━━━ SUPPLIED ENTRIES ━━━

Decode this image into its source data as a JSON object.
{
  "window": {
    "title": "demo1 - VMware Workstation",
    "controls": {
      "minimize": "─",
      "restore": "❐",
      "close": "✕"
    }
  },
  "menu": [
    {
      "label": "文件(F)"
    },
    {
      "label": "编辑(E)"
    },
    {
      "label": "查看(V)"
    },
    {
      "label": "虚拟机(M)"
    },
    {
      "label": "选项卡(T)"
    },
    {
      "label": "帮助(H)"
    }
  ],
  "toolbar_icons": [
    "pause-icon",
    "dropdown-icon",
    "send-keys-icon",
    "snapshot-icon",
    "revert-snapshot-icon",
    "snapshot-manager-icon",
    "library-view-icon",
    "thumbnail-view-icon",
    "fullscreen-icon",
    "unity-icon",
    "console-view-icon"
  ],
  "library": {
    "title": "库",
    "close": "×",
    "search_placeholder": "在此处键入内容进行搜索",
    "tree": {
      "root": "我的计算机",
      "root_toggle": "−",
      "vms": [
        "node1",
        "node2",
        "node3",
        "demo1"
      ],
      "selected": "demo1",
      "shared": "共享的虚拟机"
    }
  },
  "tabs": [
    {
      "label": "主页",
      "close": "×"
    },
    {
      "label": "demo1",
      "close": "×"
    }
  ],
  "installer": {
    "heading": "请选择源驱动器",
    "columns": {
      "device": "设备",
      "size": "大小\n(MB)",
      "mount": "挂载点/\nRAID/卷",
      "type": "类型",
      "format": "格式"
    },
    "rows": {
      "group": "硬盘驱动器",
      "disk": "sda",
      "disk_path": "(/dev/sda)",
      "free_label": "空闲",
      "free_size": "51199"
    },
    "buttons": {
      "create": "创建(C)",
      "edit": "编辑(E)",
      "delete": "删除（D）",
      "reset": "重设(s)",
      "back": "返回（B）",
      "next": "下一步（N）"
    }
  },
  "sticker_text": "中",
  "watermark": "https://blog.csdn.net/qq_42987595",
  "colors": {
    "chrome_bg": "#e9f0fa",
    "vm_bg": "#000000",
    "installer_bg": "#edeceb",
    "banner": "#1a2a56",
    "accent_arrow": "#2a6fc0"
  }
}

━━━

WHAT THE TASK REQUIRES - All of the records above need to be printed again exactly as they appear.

RESPONSE TO THE EXERCISE -
Decode this image into its source data as a JSON object.
{
  "window": {
    "title": "demo1 - VMware Workstation",
    "controls": {
      "minimize": "─",
      "restore": "❐",
      "close": "✕"
    }
  },
  "menu": [
    {
      "label": "文件(F)"
    },
    {
      "label": "编辑(E)"
    },
    {
      "label": "查看(V)"
    },
    {
      "label": "虚拟机(M)"
    },
    {
      "label": "选项卡(T)"
    },
    {
      "label": "帮助(H)"
    }
  ],
  "toolbar_icons": [
    "pause-icon",
    "dropdown-icon",
    "send-keys-icon",
    "snapshot-icon",
    "revert-snapshot-icon",
    "snapshot-manager-icon",
    "library-view-icon",
    "thumbnail-view-icon",
    "fullscreen-icon",
    "unity-icon",
    "console-view-icon"
  ],
  "library": {
    "title": "库",
    "close": "×",
    "search_placeholder": "在此处键入内容进行搜索",
    "tree": {
      "root": "我的计算机",
      "root_toggle": "−",
      "vms": [
        "node1",
        "node2",
        "node3",
        "demo1"
      ],
      "selected": "demo1",
      "shared": "共享的虚拟机"
    }
  },
  "tabs": [
    {
      "label": "主页",
      "close": "×"
    },
    {
      "label": "demo1",
      "close": "×"
    }
  ],
  "installer": {
    "heading": "请选择源驱动器",
    "columns": {
      "device": "设备",
      "size": "大小\n(MB)",
      "mount": "挂载点/\nRAID/卷",
      "type": "类型",
      "format": "格式"
    },
    "rows": {
      "group": "硬盘驱动器",
      "disk": "sda",
      "disk_path": "(/dev/sda)",
      "free_label": "空闲",
      "free_size": "51199"
    },
    "buttons": {
      "create": "创建(C)",
      "edit": "编辑(E)",
      "delete": "删除（D）",
      "reset": "重设(s)",
      "back": "返回（B）",
      "next": "下一步（N）"
    }
  },
  "sticker_text": "中",
  "watermark": "https://blog.csdn.net/qq_42987595",
  "colors": {
    "chrome_bg": "#e9f0fa",
    "vm_bg": "#000000",
    "installer_bg": "#edeceb",
    "banner": "#1a2a56",
    "accent_arrow": "#2a6fc0"
  }
}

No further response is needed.